> [Records from a collection]
# # # #

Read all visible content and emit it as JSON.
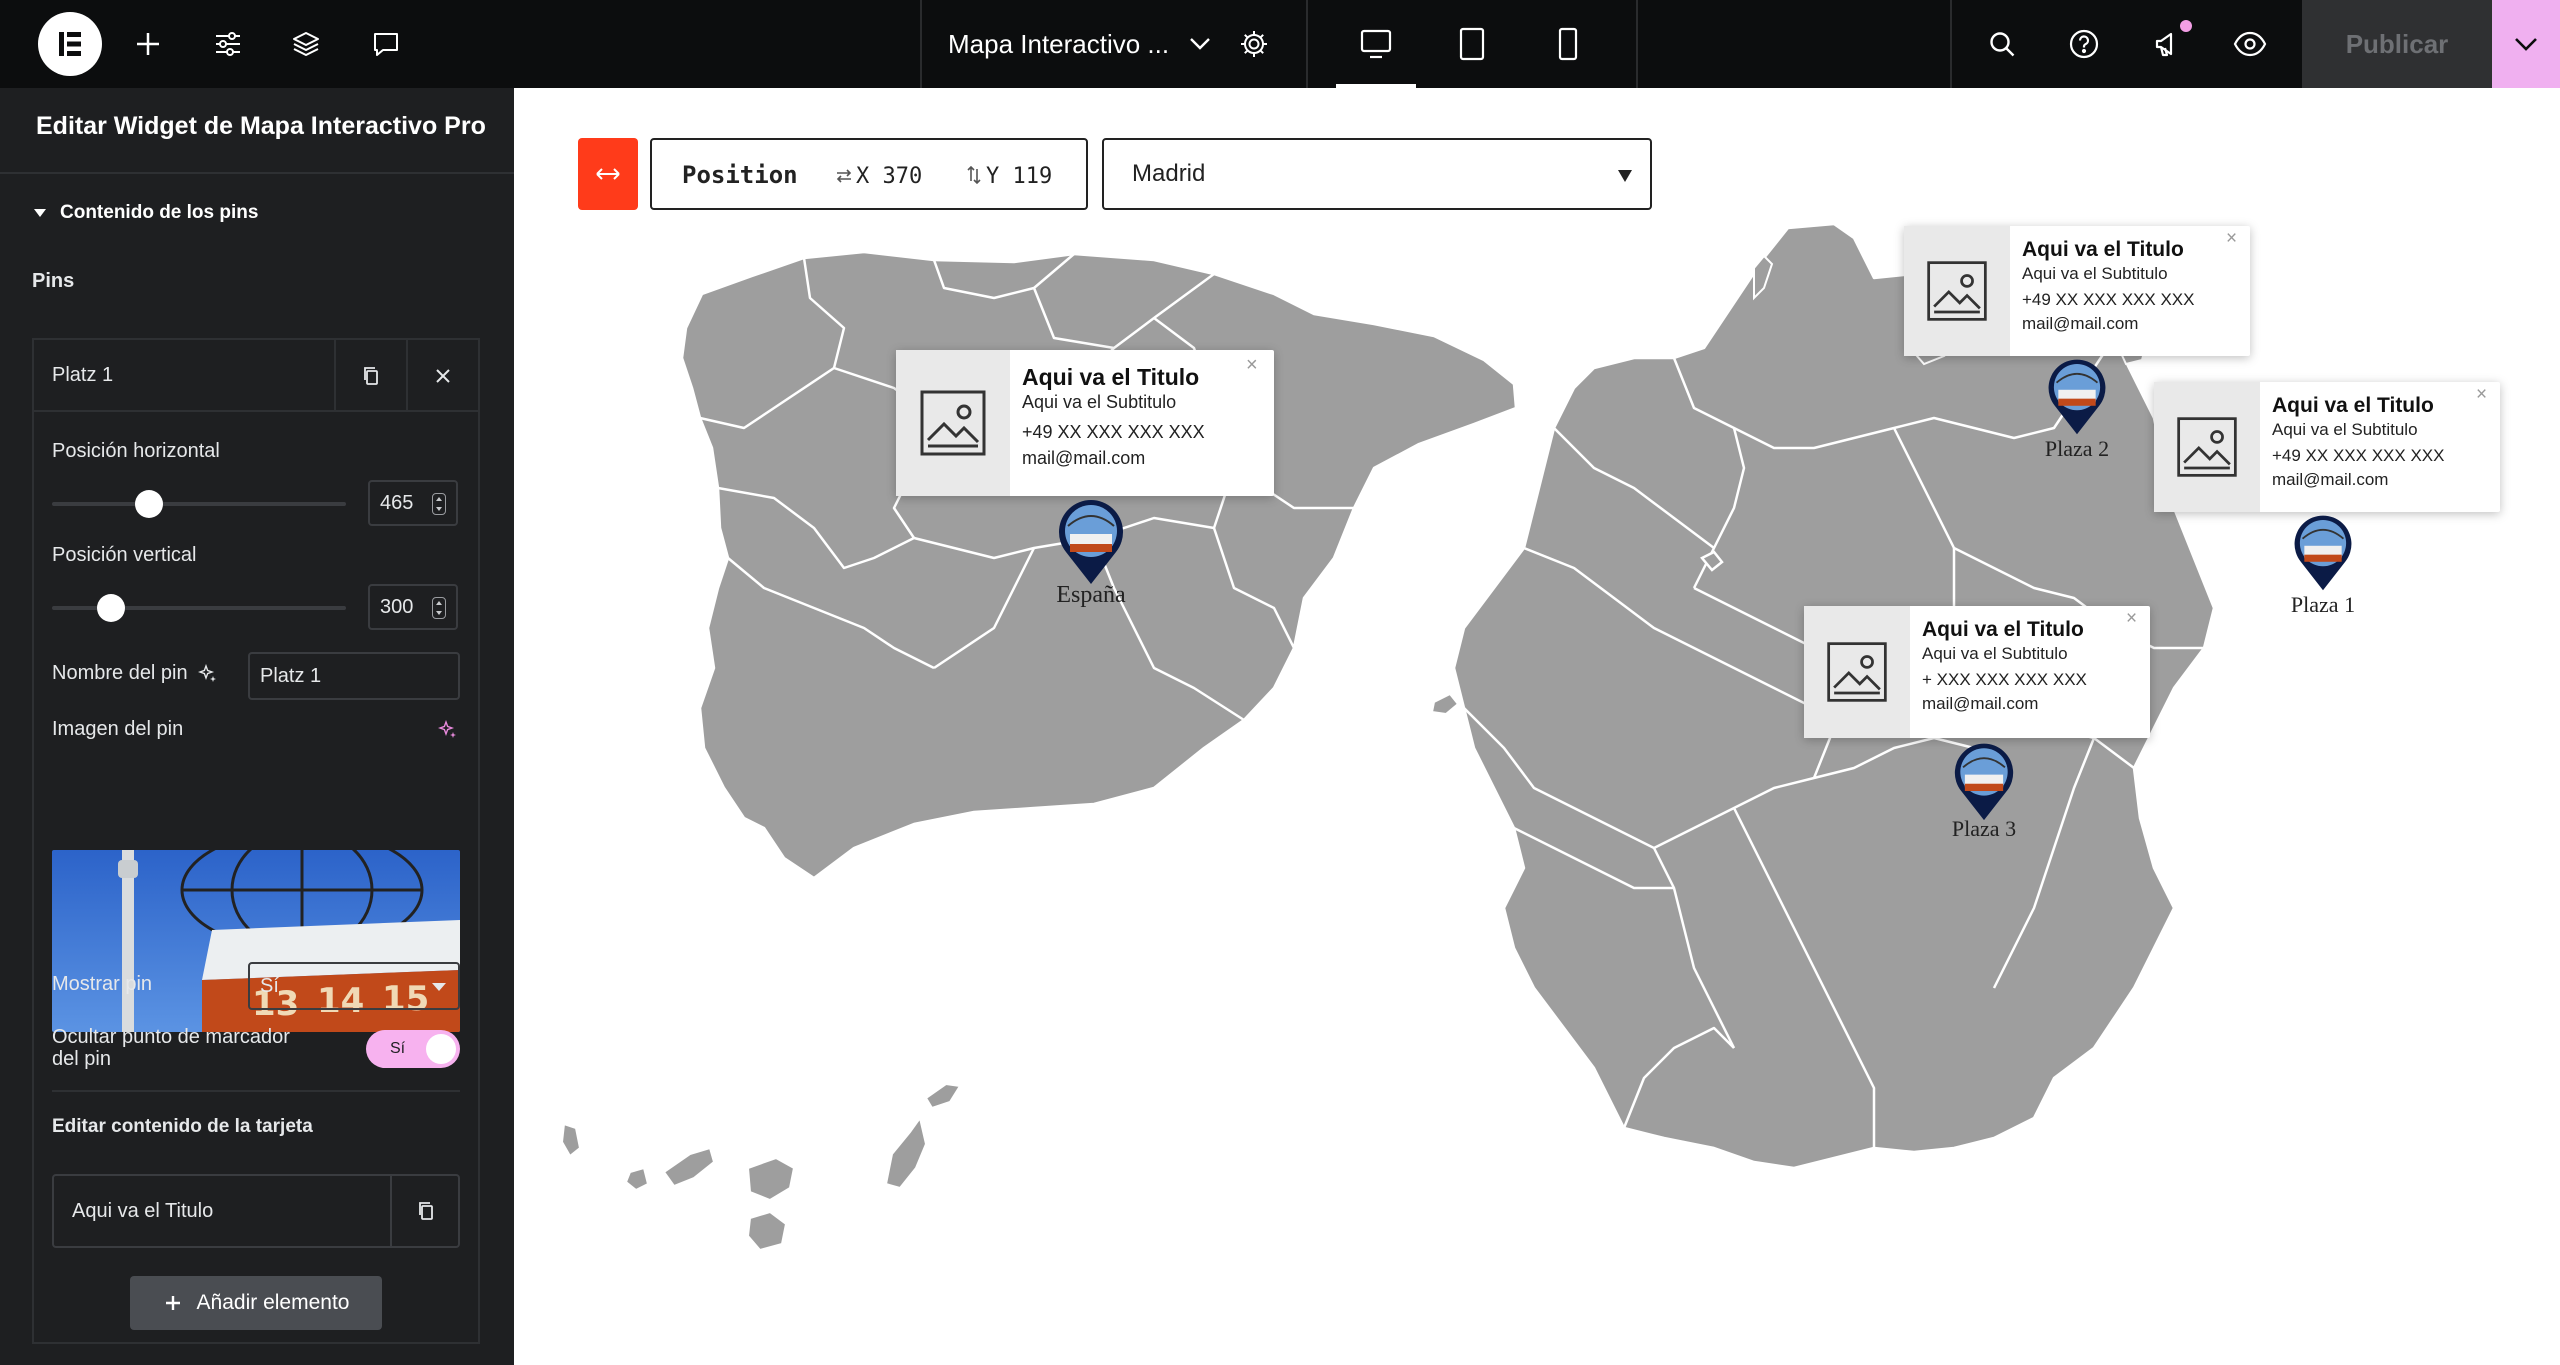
{
  "topbar": {
    "document_title": "Mapa Interactivo ...",
    "publish_label": "Publicar",
    "colors": {
      "background": "#0c0d0e",
      "publish_menu": "#f0b0f0",
      "notification": "#f39ee5"
    },
    "left_icons": [
      "elementor-logo-icon",
      "plus-icon",
      "sliders-icon",
      "layers-icon",
      "comment-icon"
    ],
    "device_icons": [
      "desktop-icon",
      "tablet-icon",
      "mobile-icon"
    ],
    "right_icons": [
      "search-icon",
      "help-icon",
      "megaphone-icon",
      "eye-icon"
    ]
  },
  "sidebar": {
    "title": "Editar Widget de Mapa Interactivo Pro",
    "section_title": "Contenido de los pins",
    "pins_label": "Pins",
    "item_title": "Platz 1",
    "horizontal_label": "Posición horizontal",
    "horizontal_value": "465",
    "vertical_label": "Posición vertical",
    "vertical_value": "300",
    "horizontal_slider_fraction": 0.33,
    "vertical_slider_fraction": 0.2,
    "pin_name_label": "Nombre del pin",
    "pin_name_value": "Platz 1",
    "pin_image_label": "Imagen del pin",
    "show_pin_label": "Mostrar pin",
    "show_pin_value": "Sí",
    "hide_marker_label": "Ocultar punto de marcador del pin",
    "hide_marker_toggle": "Sí",
    "card_content_title": "Editar contenido de la tarjeta",
    "card_item_title": "Aqui va el Titulo",
    "add_element_label": "Añadir elemento"
  },
  "canvas": {
    "position_label": "Position",
    "x_value": "X 370",
    "y_value": "Y 119",
    "location_select": "Madrid",
    "map_fill": "#9e9e9e",
    "cards": [
      {
        "title": "Aqui va el Titulo",
        "subtitle": "Aqui va el Subtitulo",
        "phone": "+49 XX XXX XXX XXX",
        "email": "mail@mail.com",
        "close": "×"
      },
      {
        "title": "Aqui va el Titulo",
        "subtitle": "Aqui va el Subtitulo",
        "phone": "+49 XX XXX XXX XXX",
        "email": "mail@mail.com",
        "close": "×"
      },
      {
        "title": "Aqui va el Titulo",
        "subtitle": "Aqui va el Subtitulo",
        "phone": "+49 XX XXX XXX XXX",
        "email": "mail@mail.com",
        "close": "×"
      },
      {
        "title": "Aqui va el Titulo",
        "subtitle": "Aqui va el Subtitulo",
        "phone": "+ XXX XXX XXX XXX",
        "email": "mail@mail.com",
        "close": "×"
      }
    ],
    "pins": [
      {
        "label": "España"
      },
      {
        "label": "Plaza 2"
      },
      {
        "label": "Plaza 1"
      },
      {
        "label": "Plaza 3"
      }
    ]
  }
}
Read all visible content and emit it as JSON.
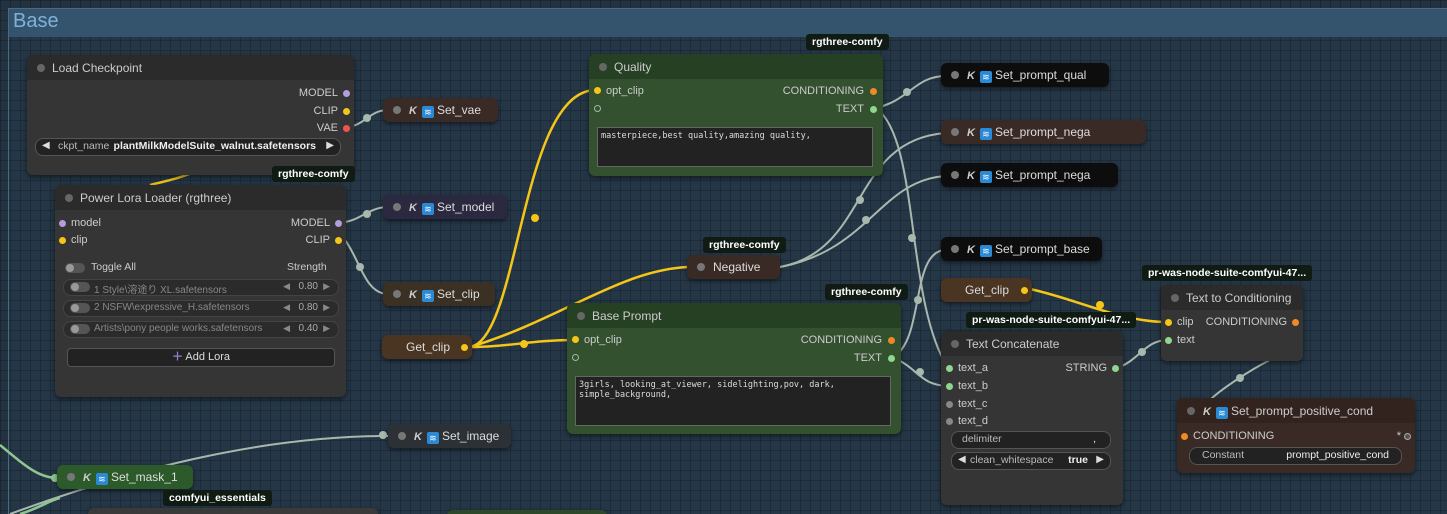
{
  "group": {
    "title": "Base"
  },
  "colors": {
    "clip_wire": "#f5c518",
    "green_wire": "#8fc591",
    "grey_wire": "#a9b8ad",
    "group_title": "#7fb1d9"
  },
  "badges": {
    "rgthree_1": "rgthree-comfy",
    "rgthree_2": "rgthree-comfy",
    "rgthree_3": "rgthree-comfy",
    "rgthree_4": "rgthree-comfy",
    "was_1": "pr-was-node-suite-comfyui-47...",
    "was_2": "pr-was-node-suite-comfyui-47...",
    "essentials": "comfyui_essentials"
  },
  "load_checkpoint": {
    "title": "Load Checkpoint",
    "outputs": [
      "MODEL",
      "CLIP",
      "VAE"
    ],
    "ckpt_label": "ckpt_name",
    "ckpt_value": "plantMilkModelSuite_walnut.safetensors"
  },
  "power_lora": {
    "title": "Power Lora Loader (rgthree)",
    "inputs": [
      "model",
      "clip"
    ],
    "outputs": [
      "MODEL",
      "CLIP"
    ],
    "toggle_all": "Toggle All",
    "strength": "Strength",
    "loras": [
      {
        "name": "1 Style\\溶途り XL.safetensors",
        "value": "0.80"
      },
      {
        "name": "2 NSFW\\expressive_H.safetensors",
        "value": "0.80"
      },
      {
        "name": "Artists\\pony people works.safetensors",
        "value": "0.40"
      }
    ],
    "add_lora": "Add Lora"
  },
  "set_nodes": {
    "set_vae": "Set_vae",
    "set_model": "Set_model",
    "set_clip": "Set_clip",
    "set_image": "Set_image",
    "set_mask": "Set_mask_1",
    "set_prompt_qual": "Set_prompt_qual",
    "set_prompt_nega_1": "Set_prompt_nega",
    "set_prompt_nega_2": "Set_prompt_nega",
    "set_prompt_base": "Set_prompt_base"
  },
  "get_clip_1": "Get_clip",
  "get_clip_2": "Get_clip",
  "quality": {
    "title": "Quality",
    "input": "opt_clip",
    "outputs": [
      "CONDITIONING",
      "TEXT"
    ],
    "text": "masterpiece,best quality,amazing quality,"
  },
  "negative": {
    "title": "Negative"
  },
  "base_prompt": {
    "title": "Base Prompt",
    "input": "opt_clip",
    "outputs": [
      "CONDITIONING",
      "TEXT"
    ],
    "text": "3girls, looking_at_viewer, sidelighting,pov, dark, simple_background,"
  },
  "text_concat": {
    "title": "Text Concatenate",
    "inputs": [
      "text_a",
      "text_b",
      "text_c",
      "text_d"
    ],
    "output": "STRING",
    "delimiter_label": "delimiter",
    "delimiter_value": ",",
    "clean_label": "clean_whitespace",
    "clean_value": "true"
  },
  "text_to_cond": {
    "title": "Text to Conditioning",
    "inputs": [
      "clip",
      "text"
    ],
    "output": "CONDITIONING"
  },
  "set_prompt_positive_cond": {
    "title": "Set_prompt_positive_cond",
    "input": "CONDITIONING",
    "star": "*",
    "constant_label": "Constant",
    "constant_value": "prompt_positive_cond"
  }
}
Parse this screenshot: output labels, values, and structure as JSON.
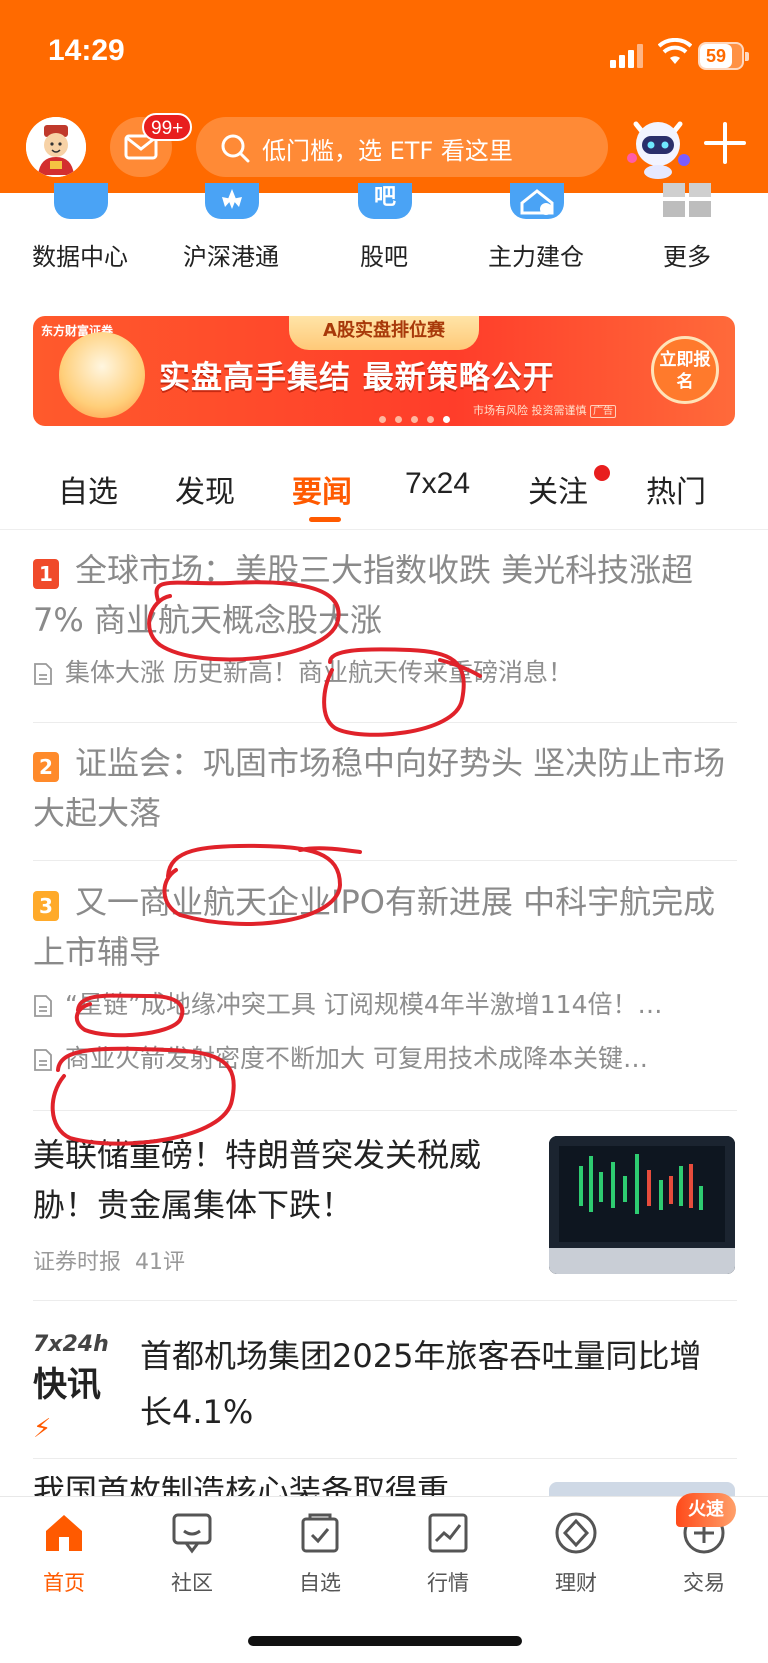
{
  "status": {
    "time": "14:29",
    "battery": "59"
  },
  "header": {
    "mail_badge": "99+",
    "search_placeholder": "低门槛，选 ETF 看这里"
  },
  "quick_links": [
    {
      "label": "数据中心",
      "icon": "data-center-icon",
      "color": "#4aa3f5"
    },
    {
      "label": "沪深港通",
      "icon": "hk-connect-icon",
      "color": "#4aa3f5"
    },
    {
      "label": "股吧",
      "icon": "stock-forum-icon",
      "color": "#4aa3f5"
    },
    {
      "label": "主力建仓",
      "icon": "main-force-icon",
      "color": "#4aa3f5"
    },
    {
      "label": "更多",
      "icon": "more-grid-icon",
      "color": "#bbbbbb"
    }
  ],
  "banner": {
    "brand": "东方财富证券",
    "tag": "A股实盘排位赛",
    "headline": "实盘高手集结 最新策略公开",
    "cta": "立即报名",
    "risk": "市场有风险 投资需谨慎",
    "ad": "广告",
    "slide_index": 5,
    "slide_count": 5
  },
  "tabs": [
    "自选",
    "发现",
    "要闻",
    "7x24",
    "关注",
    "热门"
  ],
  "active_tab": "要闻",
  "news": [
    {
      "rank": "1",
      "title": "全球市场：美股三大指数收跌 美光科技涨超7% 商业航天概念股大涨",
      "subs": [
        "集体大涨 历史新高！商业航天传来重磅消息！"
      ]
    },
    {
      "rank": "2",
      "title": "证监会：巩固市场稳中向好势头 坚决防止市场大起大落",
      "subs": []
    },
    {
      "rank": "3",
      "title": "又一商业航天企业IPO有新进展 中科宇航完成上市辅导",
      "subs": [
        "“星链”成地缘冲突工具 订阅规模4年半激增114倍！…",
        "商业火箭发射密度不断加大 可复用技术成降本关键…"
      ]
    }
  ],
  "feed": {
    "headline": "美联储重磅！特朗普突发关税威胁！贵金属集体下跌！",
    "source": "证券时报",
    "comments": "41评"
  },
  "flash": {
    "logo_top": "7x24h",
    "logo_bottom": "快讯",
    "text": "首都机场集团2025年旅客吞吐量同比增长4.1%"
  },
  "partial": {
    "text": "我国首枚制造核心装备取得重"
  },
  "nav": [
    {
      "label": "首页",
      "icon": "home-icon"
    },
    {
      "label": "社区",
      "icon": "community-icon"
    },
    {
      "label": "自选",
      "icon": "watchlist-icon"
    },
    {
      "label": "行情",
      "icon": "market-icon"
    },
    {
      "label": "理财",
      "icon": "wealth-icon"
    },
    {
      "label": "交易",
      "icon": "trade-icon"
    }
  ],
  "nav_hot_badge": "火速",
  "colors": {
    "brand": "#ff6a00",
    "accent": "#ff5a00",
    "annotation": "#e0222a"
  }
}
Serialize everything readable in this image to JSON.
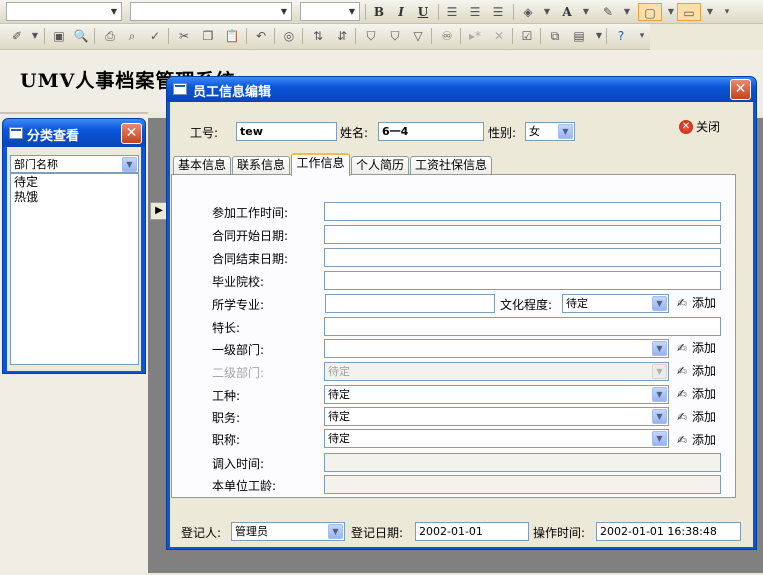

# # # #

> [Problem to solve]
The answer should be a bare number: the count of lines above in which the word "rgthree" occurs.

> [Answer for this exercise]
5